The irony of this week’s opening of the movie Gravity starring Sandra Bullock, George Clooney, and Ed Harris is just, well, “out of this world. ” Unintentionally timed by public relations wonks to match up with this week’s furlough of 97% of NASA employees is nothing short of amazing. As Hollywood’s magic PR campaign and star power launch the movie to earth orbiting heights, the real U.S. space program appears to be burning up upon re-entry.
Deemed “nonessential” by an all wise Washington mission control, NASA appears dead last on the list of essential government services (source: AP). Born 55 years ago this week, NASA grew into a mighty force in the sixties with the space race against the Soviet Union. I still remember watching on black and white TV when Neal Armstrong first stepped foot on the moon in 1969. Born the same year as NASA, I grew up with the U.S. space program. It was great! I watched all of the launches that were televised, saw the airing of John Glen orbiting the earth all the way up to the emergency splashdown of Apollo 13 with mission commander James Lovell and crew.

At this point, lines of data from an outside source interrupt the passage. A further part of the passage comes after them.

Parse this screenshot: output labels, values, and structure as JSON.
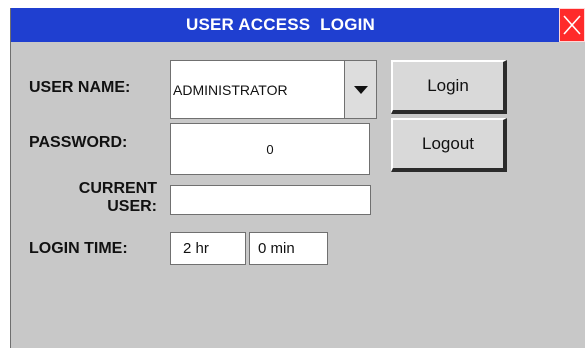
{
  "window": {
    "title": "USER ACCESS  LOGIN",
    "close_icon": "close-x-icon"
  },
  "form": {
    "username_label": "USER NAME:",
    "username_value": "ADMINISTRATOR",
    "password_label": "PASSWORD:",
    "password_value": "0",
    "current_user_label_line1": "CURRENT",
    "current_user_label_line2": "USER:",
    "current_user_value": "",
    "login_time_label": "LOGIN TIME:",
    "login_hours": "2 hr",
    "login_minutes": "0 min"
  },
  "buttons": {
    "login_label": "Login",
    "logout_label": "Logout"
  },
  "colors": {
    "titlebar": "#1f3fd0",
    "close_button": "#ff2a2a",
    "panel": "#c8c8c8"
  }
}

Recently, I blogged about the failure of NASA public relations in promoting the AMAZING value of the space program to society. Although it never exceeded 5% of the federal budget, NASA returned an estimated 33% or more return on investment for every tax dollar invested. Quick, name any other government program that does that? Non-essential, you say? 350,000 jobs have been spawned by the space program. USA Today reported at one point that nine of the Top 25 Scientific Breakthroughs came from space. Non-essential?

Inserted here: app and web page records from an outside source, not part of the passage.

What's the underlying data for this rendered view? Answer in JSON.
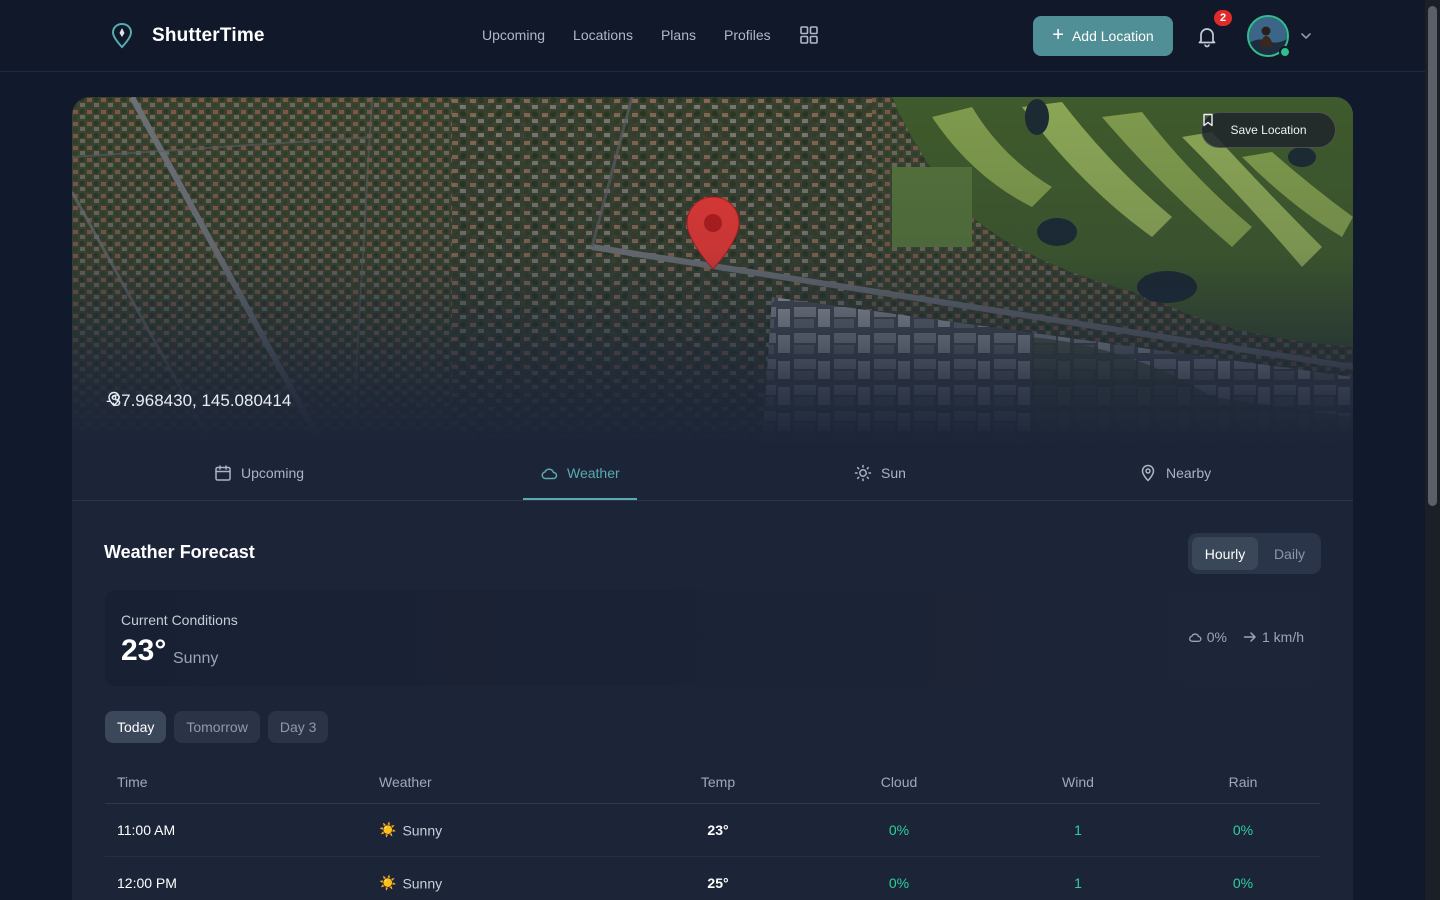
{
  "app": {
    "name": "ShutterTime"
  },
  "nav": {
    "items": [
      "Upcoming",
      "Locations",
      "Plans",
      "Profiles"
    ]
  },
  "header": {
    "add_location": "Add Location",
    "notification_count": "2"
  },
  "map": {
    "coordinates": "-37.968430, 145.080414",
    "save_label": "Save Location"
  },
  "tabs": [
    {
      "label": "Upcoming",
      "icon": "calendar-icon"
    },
    {
      "label": "Weather",
      "icon": "cloud-icon",
      "active": true
    },
    {
      "label": "Sun",
      "icon": "sun-icon"
    },
    {
      "label": "Nearby",
      "icon": "map-pin-icon"
    }
  ],
  "forecast": {
    "title": "Weather Forecast",
    "modes": [
      "Hourly",
      "Daily"
    ],
    "active_mode": "Hourly",
    "current": {
      "label": "Current Conditions",
      "temp": "23°",
      "condition": "Sunny",
      "cloud": "0%",
      "wind": "1 km/h"
    },
    "days": [
      "Today",
      "Tomorrow",
      "Day 3"
    ],
    "active_day": "Today",
    "columns": [
      "Time",
      "Weather",
      "Temp",
      "Cloud",
      "Wind",
      "Rain"
    ],
    "rows": [
      {
        "time": "11:00 AM",
        "weather": "Sunny",
        "temp": "23°",
        "cloud": "0%",
        "wind": "1",
        "rain": "0%"
      },
      {
        "time": "12:00 PM",
        "weather": "Sunny",
        "temp": "25°",
        "cloud": "0%",
        "wind": "1",
        "rain": "0%"
      }
    ]
  },
  "colors": {
    "accent": "#5aaab0",
    "button": "#4f8f95",
    "positive": "#2dd09a",
    "pin": "#e53935"
  }
}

Don’t get me wrong. I’m going to see the movie Gravity very soon. I love you Sandra and George and Ed! But, while Sandra Bullock and George Clooney fire retro rockets, and our imaginations, with this critic-rated A+ movie (four years in the making), the real “right stuff” heroes of the space program pack their bags for home.
Wikipedia list of NASA Spinoff Technology we use everyday:
- 1 Health and medicine
- 2 Transportation
- 3 Public safety
- 4 Consumer, home, and recreation
- 5 Environmental and agricultural resources
- 6 Computer technology
- 7 Industrial productivity